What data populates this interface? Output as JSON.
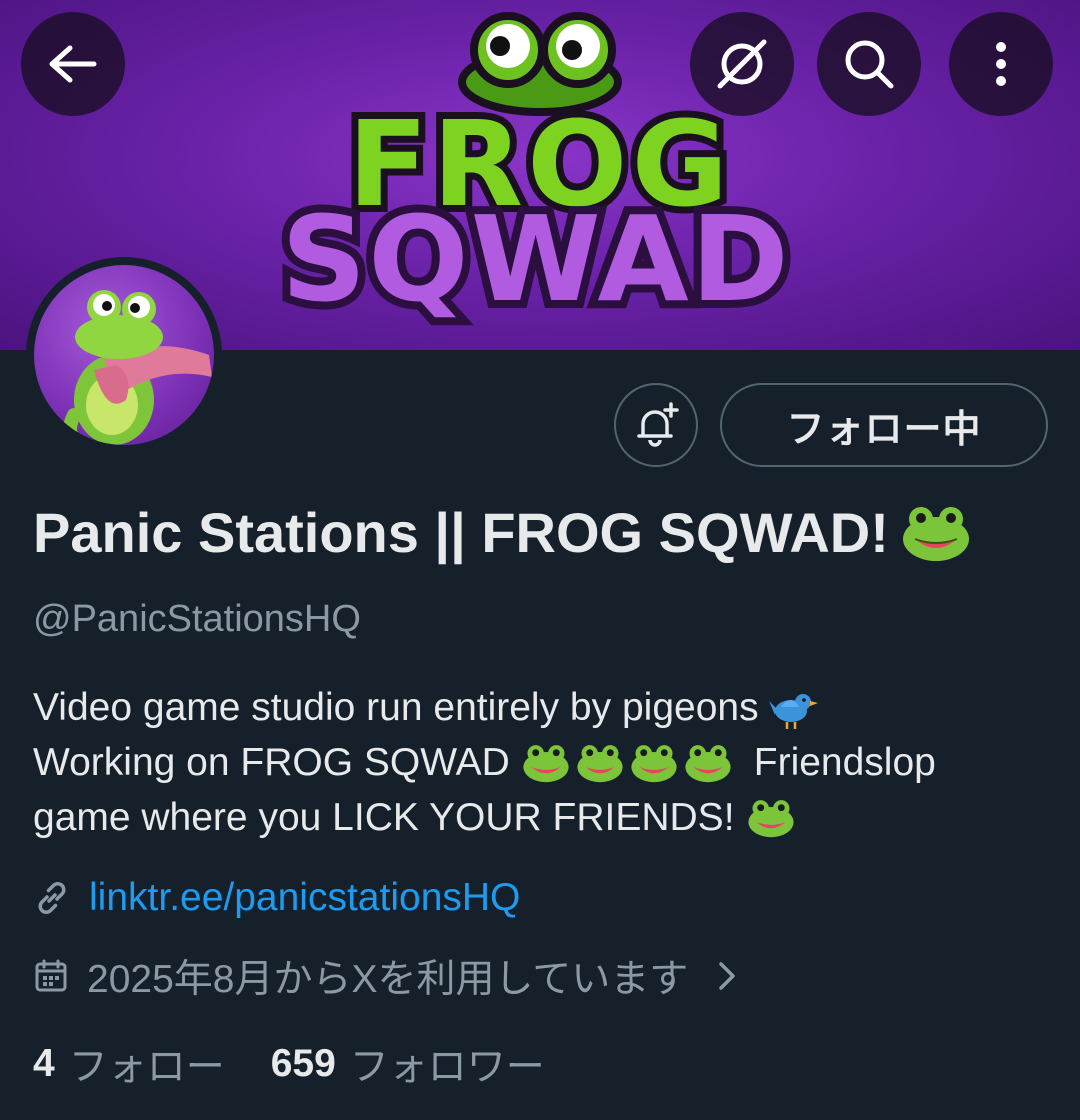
{
  "header": {
    "back_icon": "arrow-left-icon",
    "grok_icon": "grok-icon",
    "search_icon": "search-icon",
    "more_icon": "more-vertical-icon"
  },
  "banner": {
    "logo_line1": "FROG",
    "logo_line2": "SQWAD"
  },
  "actions": {
    "notify_icon": "bell-plus-icon",
    "follow_label": "フォロー中"
  },
  "profile": {
    "display_name": "Panic Stations || FROG SQWAD!",
    "display_name_emoji": "frog-emoji",
    "handle": "@PanicStationsHQ",
    "bio": {
      "line1": "Video game studio run entirely by pigeons",
      "line1_emoji": "bird-emoji",
      "line2_a": "Working on FROG SQWAD",
      "line2_b": "Friendslop",
      "line3": "game where you LICK YOUR FRIENDS!"
    },
    "link_text": "linktr.ee/panicstationsHQ",
    "joined_text": "2025年8月からXを利用しています"
  },
  "stats": {
    "following_count": "4",
    "following_label": "フォロー",
    "followers_count": "659",
    "followers_label": "フォロワー"
  },
  "colors": {
    "background": "#15202b",
    "text_primary": "#e7e9ea",
    "text_secondary": "#8b98a5",
    "link": "#1d9bf0",
    "border": "#536471",
    "banner_purple": "#6a22a8",
    "frog_green": "#7ed321"
  }
}
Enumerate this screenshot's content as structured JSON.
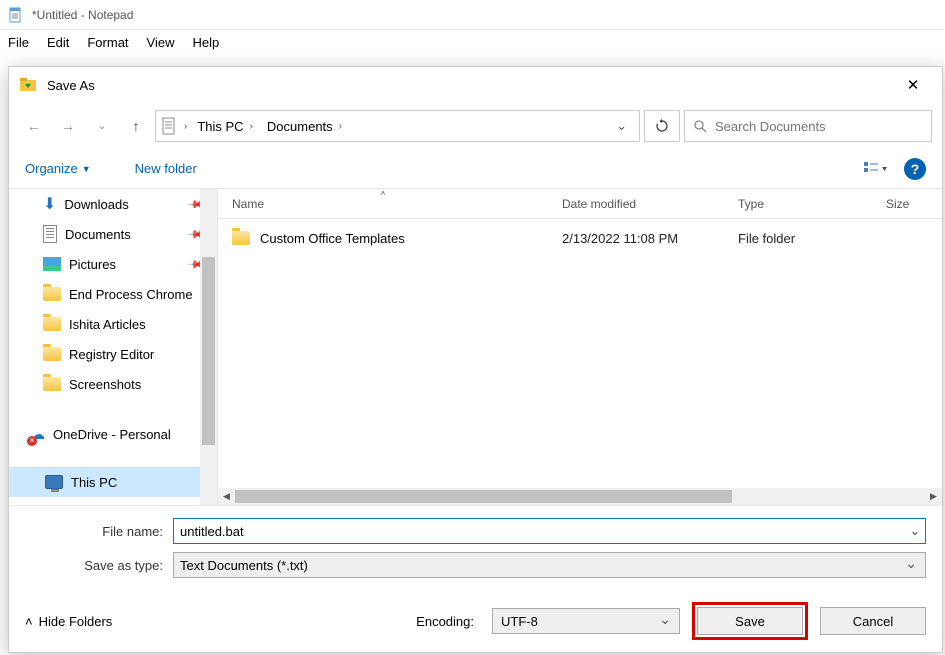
{
  "notepad": {
    "title": "*Untitled - Notepad",
    "menu": [
      "File",
      "Edit",
      "Format",
      "View",
      "Help"
    ]
  },
  "dialog": {
    "title": "Save As",
    "breadcrumbs": [
      "This PC",
      "Documents"
    ],
    "search_placeholder": "Search Documents",
    "toolbar": {
      "organize": "Organize",
      "newfolder": "New folder"
    },
    "nav": {
      "items": [
        {
          "label": "Downloads",
          "icon": "download",
          "pinned": true
        },
        {
          "label": "Documents",
          "icon": "document",
          "pinned": true
        },
        {
          "label": "Pictures",
          "icon": "pictures",
          "pinned": true
        },
        {
          "label": "End Process Chrome",
          "icon": "folder"
        },
        {
          "label": "Ishita Articles",
          "icon": "folder"
        },
        {
          "label": "Registry Editor",
          "icon": "folder"
        },
        {
          "label": "Screenshots",
          "icon": "folder"
        },
        {
          "label": "OneDrive - Personal",
          "icon": "onedrive",
          "error": true,
          "spaced": true
        },
        {
          "label": "This PC",
          "icon": "thispc",
          "selected": true,
          "spaced": true
        }
      ]
    },
    "filelist": {
      "columns": {
        "name": "Name",
        "date": "Date modified",
        "type": "Type",
        "size": "Size"
      },
      "rows": [
        {
          "name": "Custom Office Templates",
          "date": "2/13/2022 11:08 PM",
          "type": "File folder"
        }
      ]
    },
    "form": {
      "filename_label": "File name:",
      "filename_value": "untitled.bat",
      "filetype_label": "Save as type:",
      "filetype_value": "Text Documents (*.txt)",
      "encoding_label": "Encoding:",
      "encoding_value": "UTF-8",
      "hide_folders": "Hide Folders",
      "save": "Save",
      "cancel": "Cancel"
    }
  }
}
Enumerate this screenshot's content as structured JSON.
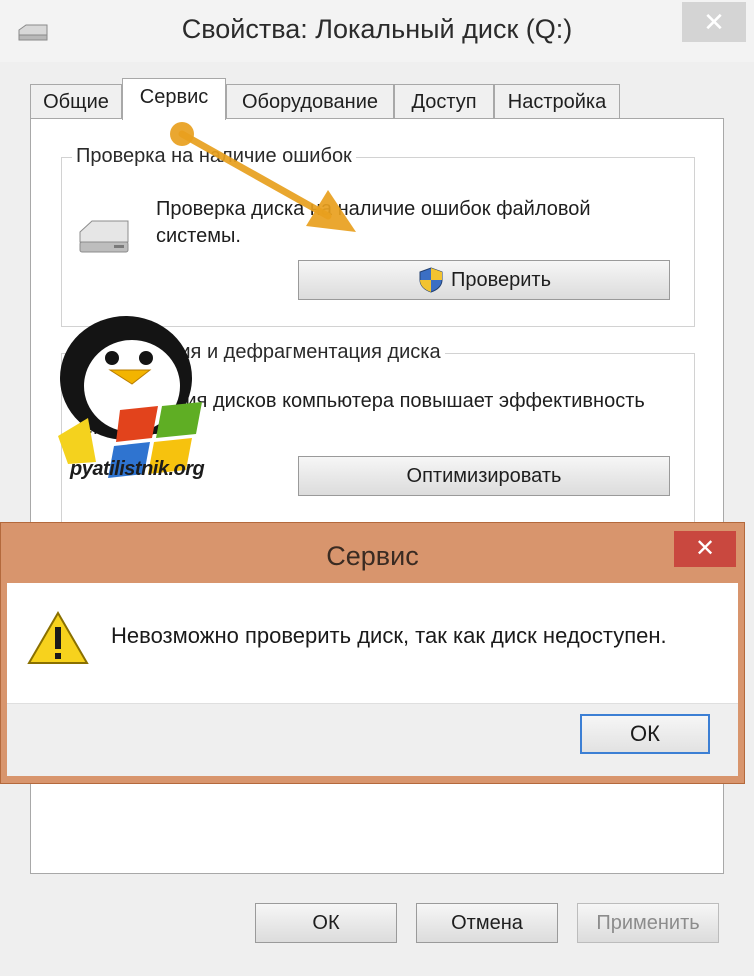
{
  "window": {
    "title": "Свойства: Локальный диск (Q:)",
    "close_glyph": "✕",
    "icon": "drive-icon"
  },
  "tabs": [
    {
      "label": "Общие",
      "active": false
    },
    {
      "label": "Сервис",
      "active": true
    },
    {
      "label": "Оборудование",
      "active": false
    },
    {
      "label": "Доступ",
      "active": false
    },
    {
      "label": "Настройка",
      "active": false
    }
  ],
  "error_check": {
    "group_label": "Проверка на наличие ошибок",
    "description": "Проверка диска на наличие ошибок файловой системы.",
    "button_label": "Проверить"
  },
  "defrag": {
    "group_label": "Оптимизация и дефрагментация диска",
    "description": "Оптимизация дисков компьютера повышает эффективность его работы.",
    "button_label": "Оптимизировать"
  },
  "footer": {
    "ok": "ОК",
    "cancel": "Отмена",
    "apply": "Применить"
  },
  "dialog": {
    "title": "Сервис",
    "message": "Невозможно проверить диск, так как диск недоступен.",
    "ok": "ОК",
    "close_glyph": "✕",
    "icon": "warning-icon"
  },
  "watermark": {
    "text": "pyatilistnik.org"
  },
  "colors": {
    "dialog_frame": "#d8956d",
    "close_red": "#c9483f",
    "focus_blue": "#3c7fd4",
    "arrow": "#e8a01e"
  }
}
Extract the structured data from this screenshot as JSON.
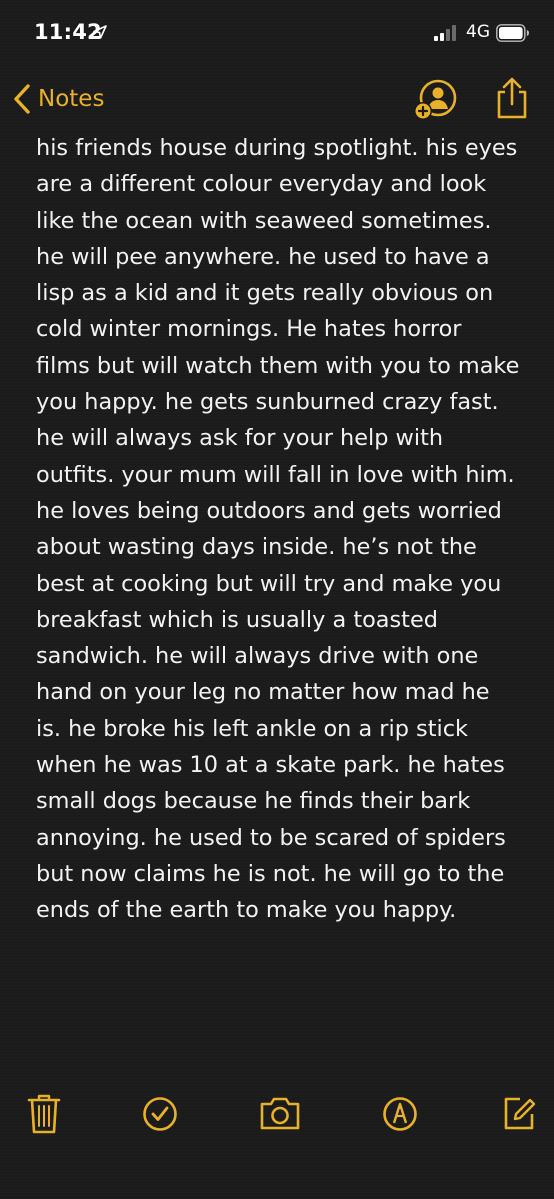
{
  "status_bar": {
    "time": "11:42",
    "network": "4G"
  },
  "nav": {
    "back_label": "Notes"
  },
  "note": {
    "lines": [
      "his friends house during spotlight. his eyes",
      "are a different colour everyday and look",
      "like the ocean with seaweed sometimes.",
      "he will pee anywhere. he used to have a",
      "lisp as a kid and it gets really obvious on",
      "cold winter mornings. He hates horror",
      "films but will watch them with you to make",
      "you happy. he gets sunburned crazy fast.",
      "he will always ask for your help with",
      "outfits. your mum will fall in love with him.",
      "he loves being outdoors and gets worried",
      "about wasting days inside. he’s not the",
      "best at cooking but will try and make you",
      "breakfast which is usually a toasted",
      "sandwich. he will always drive with one",
      "hand on your leg no matter how mad he",
      "is. he broke his left ankle on a rip stick",
      "when he was 10 at a skate park. he hates",
      "small dogs because he finds their bark",
      "annoying. he used to be scared of spiders",
      "but now claims he is not. he will go to the",
      "ends of the earth to make you happy."
    ]
  },
  "toolbar": {
    "icons": [
      "trash-icon",
      "checklist-icon",
      "camera-icon",
      "markup-icon",
      "compose-icon"
    ]
  },
  "colors": {
    "accent": "#e8b128",
    "background": "#1b1b1c",
    "text": "#f2f2f2"
  }
}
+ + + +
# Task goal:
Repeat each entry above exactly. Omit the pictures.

# Output below:
What data populates this interface? Output as JSON.
{
  "header": {
    "back_icon": "arrow-left-icon",
    "grok_icon": "grok-icon",
    "search_icon": "search-icon",
    "more_icon": "more-vertical-icon"
  },
  "banner": {
    "logo_line1": "FROG",
    "logo_line2": "SQWAD"
  },
  "actions": {
    "notify_icon": "bell-plus-icon",
    "follow_label": "フォロー中"
  },
  "profile": {
    "display_name": "Panic Stations || FROG SQWAD!",
    "display_name_emoji": "frog-emoji",
    "handle": "@PanicStationsHQ",
    "bio": {
      "line1": "Video game studio run entirely by pigeons",
      "line1_emoji": "bird-emoji",
      "line2_a": "Working on FROG SQWAD",
      "line2_b": "Friendslop",
      "line3": "game where you LICK YOUR FRIENDS!"
    },
    "link_text": "linktr.ee/panicstationsHQ",
    "joined_text": "2025年8月からXを利用しています"
  },
  "stats": {
    "following_count": "4",
    "following_label": "フォロー",
    "followers_count": "659",
    "followers_label": "フォロワー"
  },
  "colors": {
    "background": "#15202b",
    "text_primary": "#e7e9ea",
    "text_secondary": "#8b98a5",
    "link": "#1d9bf0",
    "border": "#536471",
    "banner_purple": "#6a22a8",
    "frog_green": "#7ed321"
  }
}
Enumerate this screenshot's content as structured JSON.
{
  "notepad": {
    "title": "*Untitled - Notepad",
    "menu": [
      "File",
      "Edit",
      "Format",
      "View",
      "Help"
    ]
  },
  "dialog": {
    "title": "Save As",
    "breadcrumbs": [
      "This PC",
      "Documents"
    ],
    "search_placeholder": "Search Documents",
    "toolbar": {
      "organize": "Organize",
      "newfolder": "New folder"
    },
    "nav": {
      "items": [
        {
          "label": "Downloads",
          "icon": "download",
          "pinned": true
        },
        {
          "label": "Documents",
          "icon": "document",
          "pinned": true
        },
        {
          "label": "Pictures",
          "icon": "pictures",
          "pinned": true
        },
        {
          "label": "End Process Chrome",
          "icon": "folder"
        },
        {
          "label": "Ishita Articles",
          "icon": "folder"
        },
        {
          "label": "Registry Editor",
          "icon": "folder"
        },
        {
          "label": "Screenshots",
          "icon": "folder"
        },
        {
          "label": "OneDrive - Personal",
          "icon": "onedrive",
          "error": true,
          "spaced": true
        },
        {
          "label": "This PC",
          "icon": "thispc",
          "selected": true,
          "spaced": true
        }
      ]
    },
    "filelist": {
      "columns": {
        "name": "Name",
        "date": "Date modified",
        "type": "Type",
        "size": "Size"
      },
      "rows": [
        {
          "name": "Custom Office Templates",
          "date": "2/13/2022 11:08 PM",
          "type": "File folder"
        }
      ]
    },
    "form": {
      "filename_label": "File name:",
      "filename_value": "untitled.bat",
      "filetype_label": "Save as type:",
      "filetype_value": "Text Documents (*.txt)",
      "encoding_label": "Encoding:",
      "encoding_value": "UTF-8",
      "hide_folders": "Hide Folders",
      "save": "Save",
      "cancel": "Cancel"
    }
  }
}
Enumerate this screenshot's content as structured JSON.
{
  "window": {
    "title": "Свойства: Локальный диск (Q:)",
    "close_glyph": "✕",
    "icon": "drive-icon"
  },
  "tabs": [
    {
      "label": "Общие",
      "active": false
    },
    {
      "label": "Сервис",
      "active": true
    },
    {
      "label": "Оборудование",
      "active": false
    },
    {
      "label": "Доступ",
      "active": false
    },
    {
      "label": "Настройка",
      "active": false
    }
  ],
  "error_check": {
    "group_label": "Проверка на наличие ошибок",
    "description": "Проверка диска на наличие ошибок файловой системы.",
    "button_label": "Проверить"
  },
  "defrag": {
    "group_label": "Оптимизация и дефрагментация диска",
    "description": "Оптимизация дисков компьютера повышает эффективность его работы.",
    "button_label": "Оптимизировать"
  },
  "footer": {
    "ok": "ОК",
    "cancel": "Отмена",
    "apply": "Применить"
  },
  "dialog": {
    "title": "Сервис",
    "message": "Невозможно проверить диск, так как диск недоступен.",
    "ok": "ОК",
    "close_glyph": "✕",
    "icon": "warning-icon"
  },
  "watermark": {
    "text": "pyatilistnik.org"
  },
  "colors": {
    "dialog_frame": "#d8956d",
    "close_red": "#c9483f",
    "focus_blue": "#3c7fd4",
    "arrow": "#e8a01e"
  }
}
Extract the structured data from this screenshot as JSON.
{
  "status_bar": {
    "time": "11:42",
    "network": "4G"
  },
  "nav": {
    "back_label": "Notes"
  },
  "note": {
    "lines": [
      "his friends house during spotlight. his eyes",
      "are a different colour everyday and look",
      "like the ocean with seaweed sometimes.",
      "he will pee anywhere. he used to have a",
      "lisp as a kid and it gets really obvious on",
      "cold winter mornings. He hates horror",
      "films but will watch them with you to make",
      "you happy. he gets sunburned crazy fast.",
      "he will always ask for your help with",
      "outfits. your mum will fall in love with him.",
      "he loves being outdoors and gets worried",
      "about wasting days inside. he’s not the",
      "best at cooking but will try and make you",
      "breakfast which is usually a toasted",
      "sandwich. he will always drive with one",
      "hand on your leg no matter how mad he",
      "is. he broke his left ankle on a rip stick",
      "when he was 10 at a skate park. he hates",
      "small dogs because he finds their bark",
      "annoying. he used to be scared of spiders",
      "but now claims he is not. he will go to the",
      "ends of the earth to make you happy."
    ]
  },
  "toolbar": {
    "icons": [
      "trash-icon",
      "checklist-icon",
      "camera-icon",
      "markup-icon",
      "compose-icon"
    ]
  },
  "colors": {
    "accent": "#e8b128",
    "background": "#1b1b1c",
    "text": "#f2f2f2"
  }
}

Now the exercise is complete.